Many traders are members of an industry body or association that follows a code of conduct. If the trader at issue belongs to such an organisation, they may be able to help resolve your dispute. The ACCC provides comprehensive information on where to go to make a complaint or to get help with a problem at www.accc.gov.au/consumers.
If the trader is based overseas, the relevant consumer protection agency of that country may be able to advise you whether the trader belongs to an appropriate industry organisation.
If the problem is not resolved, contact the consumer affairs/fair trading agency for the state or territory where the trader is located (see “Further information”). If you are in a different state or territory from the trader, you can contact the ACCC. The ACCC may also be able to help you if the trader is overseas. When dealing with overseas traders you can also visit www.econsumer.gov, a joint project of consumer protection agencies from around the world that provides information for international consumers and facilitates cross-border complaints.
If your dispute has not been resolved, you can take it to the relevant court or tribunal. However, legal action can be costly and may only be worth pursuing if the dispute concerns a significant sum of money. Legal action against an overseas trader is significantly more expensive than against a local trader, and even if you are successful, a judgment may be too difficult to enforce.

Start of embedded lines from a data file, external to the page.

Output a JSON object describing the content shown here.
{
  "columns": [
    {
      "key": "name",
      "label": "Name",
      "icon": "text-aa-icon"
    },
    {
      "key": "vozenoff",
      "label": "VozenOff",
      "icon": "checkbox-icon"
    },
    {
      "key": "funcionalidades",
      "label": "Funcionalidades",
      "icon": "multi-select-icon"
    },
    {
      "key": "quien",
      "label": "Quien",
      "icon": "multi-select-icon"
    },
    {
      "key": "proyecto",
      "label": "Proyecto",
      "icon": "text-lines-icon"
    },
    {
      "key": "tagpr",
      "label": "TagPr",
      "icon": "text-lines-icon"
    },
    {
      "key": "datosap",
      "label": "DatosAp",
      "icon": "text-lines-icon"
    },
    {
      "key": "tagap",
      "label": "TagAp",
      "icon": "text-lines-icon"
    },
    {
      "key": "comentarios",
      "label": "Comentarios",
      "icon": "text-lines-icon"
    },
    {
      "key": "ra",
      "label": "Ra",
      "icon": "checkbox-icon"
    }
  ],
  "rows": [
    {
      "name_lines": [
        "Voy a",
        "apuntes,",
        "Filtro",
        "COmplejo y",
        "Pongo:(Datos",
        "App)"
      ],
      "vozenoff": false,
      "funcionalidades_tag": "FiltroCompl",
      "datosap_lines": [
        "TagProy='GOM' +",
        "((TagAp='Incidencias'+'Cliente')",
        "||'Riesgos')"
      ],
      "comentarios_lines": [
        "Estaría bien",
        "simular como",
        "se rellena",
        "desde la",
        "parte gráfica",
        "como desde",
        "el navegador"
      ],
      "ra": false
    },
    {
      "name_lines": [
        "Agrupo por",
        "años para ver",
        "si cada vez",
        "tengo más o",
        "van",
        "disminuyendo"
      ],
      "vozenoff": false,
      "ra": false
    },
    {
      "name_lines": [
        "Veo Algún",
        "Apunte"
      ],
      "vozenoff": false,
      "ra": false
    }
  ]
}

Before proceeding, obtain specific advice as to your prospects of recovering damages and a likely estimate of your legal costs.